November is Hip-Hop History Month

Hip-hop’s origins are in the Bronx, where street gang the Black Spades threw block parties and mixed music. (Courtesy of Twitter)

Hip-hop’s origins are in the Bronx, where street gang the Black Spades threw block parties and mixed music. (Courtesy of Twitter)

Zoe Alatsas, Contributing Writer

The cultural phenomenon of hip-hop is not something that we should ignore. Since the genre’s creation over three decades ago, hip-hop and rap have become one of the most popular genres across the world. The top charts, although not completely abandoning their pop favorites, have been dominated by hip-hop. Rappers are to us now what rock stars were to the public in the 20th century, selling out stadiums, living lavish and luxurious lifestyles (broadcasting them for all to see) and taking over the music scene. It is no understatement that hip-hop has exploded over the last few decades. But everything great has had a humble beginning. So where did it all begin? 

In the 1970s, new genres in almost every category began to form. Disco, a subgenre of pop, soul, funk, R&B and hard rock, all subgenres of rock and roll, made their appearance in the decade as well. And of course, there was hip-hop. 

The creation and popularization of the genre began in the Bronx during a block party thrown by the Black Spades, a street gang and music group from the borough. At the time, the genre consisted of sampling popular songs from other genres, mainly disco and pop, and using a turntable to record over those samples and cut them short, loop them together or add a new beat over it. Then the drum machine was introduced which helped DJs record and sample older music, specifically from blues, disco and jazz. 
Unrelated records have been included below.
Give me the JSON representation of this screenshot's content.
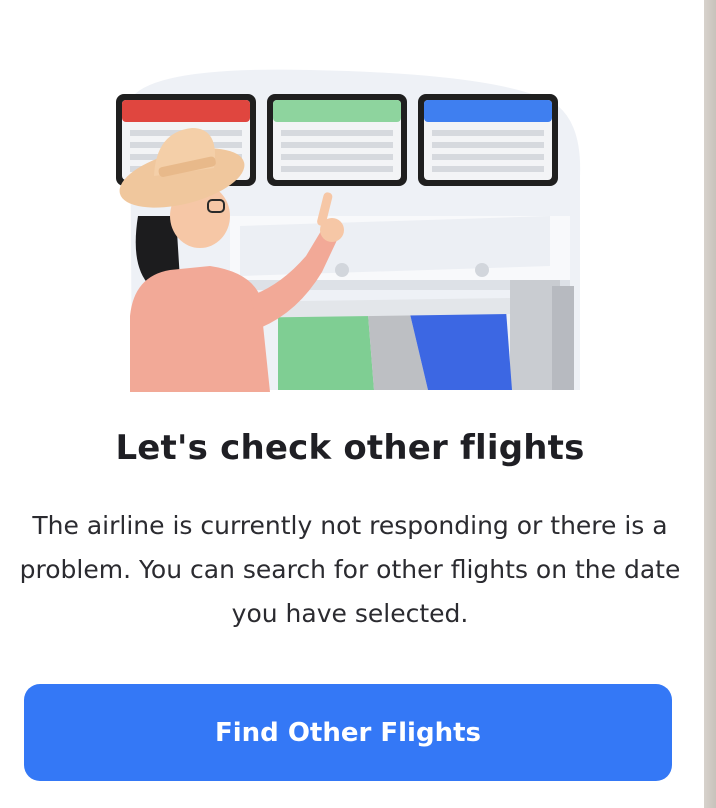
{
  "dialog": {
    "title": "Let's check other flights",
    "description": "The airline is currently not responding or there is a problem. You can search for other flights on the date you have selected.",
    "button_label": "Find Other Flights"
  },
  "illustration": {
    "board_colors": [
      "#e0463f",
      "#8ed49e",
      "#3f7ff0"
    ]
  },
  "colors": {
    "accent": "#3478f6",
    "title": "#1f1f24",
    "text": "#2b2b30"
  }
}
As a genre, hip-hop was not available to everyone, especially not on the radio, until late 1979 because it was solely popular in African American, Caribbean and Hispanic communities in the U.S. The style was very consistent at the time: sampling older music and supplying it with lyrics about parties. This is now known as old-school hip-hop. In the 1980s, the genre began to diversify with a new stylistic approach thanks to the use of synthesizers, bringing the genre into the new-school age of hip-hop, lasting until the mid-80s. 

The mid-1980s and 1990s were when the genre began to dominate the music scene. The Golden Age of Hip-Hop refers to the period of time, about 10 years, when the genre began to take on many different forms. New rappers, mostly from New York City, began to take on the stage, including Biz Markie, Public Enemy, Wu-Tang Clan, A Tribe Called Quest, Notorious B.I.G. and Tupac. Each artist had different styles which was the most important and revolutionary aspect of the Golden Age. Every single and album was different from the other. 

  The subgenre of gangsta rap came out of the Golden Age, where the East Coast vs. West Coast feud began. As rap became more popular, new styles of the genre began to emerge across the country. Southern California, specifically Compton, saw a particularly large rise in the genre and rappers. Groups like N.W.A, whose members include Dr. Dre, Ice Cube, Eazy-E, MC Ren and Arabian Prince, and their first album, “Straight Outta Compton,” established the subgenre with their lyrics about growing up in the inner city. More groups began to replicate this style from both coasts, starting a feud between fans over which side was better. The most famous feud of them all included two rappers from New York City, Biggie and Tupac (who relocated to San Francisco in the 1980s). The death of Biggie signified the end of the Golden Age and the start of the Bling Era. 

The “Bling Era” of rap and hip-hop lasted from the late ’90s until the mid-2000s, consisting of rappers wearing an abundance of jewelry and showing off their money and success. Prominent rappers during this time include Jay-Z, Nelly, Puff Daddy and Fat Joe. Shortly after this era, the “Crunk” era began, consisting of “party music,” playing in nightclubs and at parties. 

Starting in 2014 and spanning until the present day is the trap era of hip-hop. The stylistic changes of the subgenre consist of double or triple metered high hats, a drum machine and a synth, ranging from a variety of topics such as mental health struggles to money and success. Artists like XXXTentacion, Young Thug, Kodak Black, 21 Savage and Fetty Wap are just a few of the most prominent examples. 

Even though rap has changed from its genres in the 1970s, there is no denying that its origins in the Bronx have been influential in the explosion of the genre. The small block parties in the Bronx began a revolutionary change in the music industry and has affected popular culture in almost every aspect.